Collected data
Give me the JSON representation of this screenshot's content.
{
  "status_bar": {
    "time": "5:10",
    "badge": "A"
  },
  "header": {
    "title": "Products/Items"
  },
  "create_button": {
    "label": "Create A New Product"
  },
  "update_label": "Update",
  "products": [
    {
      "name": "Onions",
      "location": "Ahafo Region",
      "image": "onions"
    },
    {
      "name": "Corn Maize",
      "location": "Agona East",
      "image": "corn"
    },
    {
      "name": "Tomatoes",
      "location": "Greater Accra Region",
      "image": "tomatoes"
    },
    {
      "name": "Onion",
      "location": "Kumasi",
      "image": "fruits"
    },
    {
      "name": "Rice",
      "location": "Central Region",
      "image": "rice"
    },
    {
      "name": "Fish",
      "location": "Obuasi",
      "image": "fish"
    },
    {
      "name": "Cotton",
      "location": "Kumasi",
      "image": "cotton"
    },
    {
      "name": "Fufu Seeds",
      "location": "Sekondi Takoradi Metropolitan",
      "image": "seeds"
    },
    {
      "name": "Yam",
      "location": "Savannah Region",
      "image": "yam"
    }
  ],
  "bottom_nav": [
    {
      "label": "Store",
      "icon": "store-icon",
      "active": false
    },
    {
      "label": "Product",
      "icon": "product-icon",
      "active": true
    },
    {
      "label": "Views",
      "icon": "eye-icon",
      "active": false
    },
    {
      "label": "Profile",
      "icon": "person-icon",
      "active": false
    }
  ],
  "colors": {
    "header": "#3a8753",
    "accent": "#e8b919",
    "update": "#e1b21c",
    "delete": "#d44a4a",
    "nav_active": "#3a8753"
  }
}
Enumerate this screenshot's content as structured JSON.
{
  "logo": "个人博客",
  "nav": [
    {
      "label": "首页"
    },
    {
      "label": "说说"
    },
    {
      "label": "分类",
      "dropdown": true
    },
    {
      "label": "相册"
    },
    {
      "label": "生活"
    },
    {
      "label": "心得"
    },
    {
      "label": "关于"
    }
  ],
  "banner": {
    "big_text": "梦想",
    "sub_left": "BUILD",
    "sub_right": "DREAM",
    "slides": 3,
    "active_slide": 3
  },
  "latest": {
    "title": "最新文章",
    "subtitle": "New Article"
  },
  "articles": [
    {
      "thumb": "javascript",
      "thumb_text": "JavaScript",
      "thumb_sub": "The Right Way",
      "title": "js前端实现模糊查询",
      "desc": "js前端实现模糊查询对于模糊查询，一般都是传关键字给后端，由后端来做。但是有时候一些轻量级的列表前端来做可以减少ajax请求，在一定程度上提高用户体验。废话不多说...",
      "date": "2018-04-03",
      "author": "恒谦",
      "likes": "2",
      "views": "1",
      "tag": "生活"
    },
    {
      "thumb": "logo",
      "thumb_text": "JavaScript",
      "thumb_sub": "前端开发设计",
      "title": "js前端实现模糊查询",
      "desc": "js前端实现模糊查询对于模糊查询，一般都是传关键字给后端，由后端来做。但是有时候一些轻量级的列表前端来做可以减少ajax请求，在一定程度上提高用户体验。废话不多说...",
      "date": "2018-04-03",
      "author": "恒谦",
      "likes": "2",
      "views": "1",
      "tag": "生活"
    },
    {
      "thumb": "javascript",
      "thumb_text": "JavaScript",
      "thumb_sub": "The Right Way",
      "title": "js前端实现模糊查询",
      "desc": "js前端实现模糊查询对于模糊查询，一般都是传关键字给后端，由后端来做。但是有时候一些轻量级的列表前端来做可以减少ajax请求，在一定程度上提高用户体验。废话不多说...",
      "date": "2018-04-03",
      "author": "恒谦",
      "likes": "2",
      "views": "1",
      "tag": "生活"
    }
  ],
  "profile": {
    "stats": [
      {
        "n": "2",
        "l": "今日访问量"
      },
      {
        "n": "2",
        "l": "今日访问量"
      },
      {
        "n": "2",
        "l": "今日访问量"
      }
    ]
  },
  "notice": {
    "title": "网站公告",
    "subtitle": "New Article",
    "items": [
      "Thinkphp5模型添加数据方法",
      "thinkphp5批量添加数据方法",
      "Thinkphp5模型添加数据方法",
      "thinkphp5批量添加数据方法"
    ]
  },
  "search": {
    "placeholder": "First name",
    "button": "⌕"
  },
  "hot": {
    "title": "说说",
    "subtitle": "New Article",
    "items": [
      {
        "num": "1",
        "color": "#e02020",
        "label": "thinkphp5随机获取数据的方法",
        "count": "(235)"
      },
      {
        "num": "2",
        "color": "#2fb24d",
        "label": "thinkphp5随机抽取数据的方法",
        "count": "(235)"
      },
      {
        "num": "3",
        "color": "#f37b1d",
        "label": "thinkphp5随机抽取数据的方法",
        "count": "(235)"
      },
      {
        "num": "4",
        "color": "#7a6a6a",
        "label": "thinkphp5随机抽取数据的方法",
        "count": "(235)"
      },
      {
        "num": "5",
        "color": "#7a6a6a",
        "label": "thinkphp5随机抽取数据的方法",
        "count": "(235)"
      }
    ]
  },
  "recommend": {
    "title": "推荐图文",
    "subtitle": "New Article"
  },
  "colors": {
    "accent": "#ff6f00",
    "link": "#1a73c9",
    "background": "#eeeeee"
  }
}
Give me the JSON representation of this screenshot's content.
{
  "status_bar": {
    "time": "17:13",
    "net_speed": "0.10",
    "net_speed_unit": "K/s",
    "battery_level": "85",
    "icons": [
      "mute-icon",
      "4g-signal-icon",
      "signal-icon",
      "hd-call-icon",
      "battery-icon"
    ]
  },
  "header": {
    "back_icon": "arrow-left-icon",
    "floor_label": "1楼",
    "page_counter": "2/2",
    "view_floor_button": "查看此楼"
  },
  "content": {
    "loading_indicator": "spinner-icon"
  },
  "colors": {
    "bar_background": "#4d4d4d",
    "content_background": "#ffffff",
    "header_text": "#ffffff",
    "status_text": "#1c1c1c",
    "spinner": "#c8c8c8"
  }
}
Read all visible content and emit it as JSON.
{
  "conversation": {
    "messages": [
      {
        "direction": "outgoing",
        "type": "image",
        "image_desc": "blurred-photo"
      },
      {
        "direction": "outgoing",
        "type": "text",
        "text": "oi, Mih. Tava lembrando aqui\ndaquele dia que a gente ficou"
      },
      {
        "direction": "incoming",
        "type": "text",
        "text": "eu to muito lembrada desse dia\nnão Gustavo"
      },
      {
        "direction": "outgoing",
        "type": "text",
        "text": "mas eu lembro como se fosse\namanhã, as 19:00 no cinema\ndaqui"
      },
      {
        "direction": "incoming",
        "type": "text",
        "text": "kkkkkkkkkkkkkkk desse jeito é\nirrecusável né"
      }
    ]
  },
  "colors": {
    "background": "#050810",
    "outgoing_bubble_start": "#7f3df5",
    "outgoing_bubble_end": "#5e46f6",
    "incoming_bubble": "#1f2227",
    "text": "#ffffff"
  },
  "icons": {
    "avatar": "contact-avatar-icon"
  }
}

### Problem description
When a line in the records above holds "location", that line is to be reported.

### Result of the task
      "location": "Ahafo Region",
      "location": "Agona East",
      "location": "Greater Accra Region",
      "location": "Kumasi",
      "location": "Central Region",
      "location": "Obuasi",
      "location": "Kumasi",
      "location": "Sekondi Takoradi Metropolitan",
      "location": "Savannah Region",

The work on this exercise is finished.